▸ WHAT YOU WILL DO: Within the listing, how many lines include "Iterator"? Please answer with a bare number.

▸ INFORMATION PROVIDED:
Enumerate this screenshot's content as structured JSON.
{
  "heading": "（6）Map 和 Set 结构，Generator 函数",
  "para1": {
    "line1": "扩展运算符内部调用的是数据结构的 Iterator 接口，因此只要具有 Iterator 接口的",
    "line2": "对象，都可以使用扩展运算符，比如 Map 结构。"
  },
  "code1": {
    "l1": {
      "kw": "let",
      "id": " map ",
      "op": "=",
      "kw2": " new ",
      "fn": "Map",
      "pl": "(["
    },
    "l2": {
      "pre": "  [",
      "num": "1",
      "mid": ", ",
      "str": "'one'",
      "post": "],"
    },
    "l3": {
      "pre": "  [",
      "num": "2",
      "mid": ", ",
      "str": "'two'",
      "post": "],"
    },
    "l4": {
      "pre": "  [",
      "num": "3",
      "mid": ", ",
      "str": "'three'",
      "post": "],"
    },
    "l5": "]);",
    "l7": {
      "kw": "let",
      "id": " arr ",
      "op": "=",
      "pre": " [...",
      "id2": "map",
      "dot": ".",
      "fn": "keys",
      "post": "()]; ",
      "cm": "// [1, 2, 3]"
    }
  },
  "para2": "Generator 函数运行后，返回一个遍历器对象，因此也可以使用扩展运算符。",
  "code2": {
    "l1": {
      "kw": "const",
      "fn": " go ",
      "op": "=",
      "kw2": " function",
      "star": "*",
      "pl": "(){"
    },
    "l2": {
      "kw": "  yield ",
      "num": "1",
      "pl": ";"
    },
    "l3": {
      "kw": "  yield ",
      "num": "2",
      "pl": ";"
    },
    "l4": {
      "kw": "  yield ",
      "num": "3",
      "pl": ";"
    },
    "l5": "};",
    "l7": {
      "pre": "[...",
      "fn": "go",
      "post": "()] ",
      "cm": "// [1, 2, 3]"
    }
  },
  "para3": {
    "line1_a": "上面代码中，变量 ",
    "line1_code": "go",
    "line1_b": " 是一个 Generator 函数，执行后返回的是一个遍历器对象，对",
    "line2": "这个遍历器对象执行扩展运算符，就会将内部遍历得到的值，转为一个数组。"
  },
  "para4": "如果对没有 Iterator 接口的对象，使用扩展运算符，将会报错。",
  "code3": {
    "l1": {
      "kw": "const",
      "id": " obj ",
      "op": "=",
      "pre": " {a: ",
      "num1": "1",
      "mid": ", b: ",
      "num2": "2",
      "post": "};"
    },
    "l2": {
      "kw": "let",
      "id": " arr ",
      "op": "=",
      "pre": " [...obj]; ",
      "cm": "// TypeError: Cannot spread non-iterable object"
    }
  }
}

▸ RESULT: 2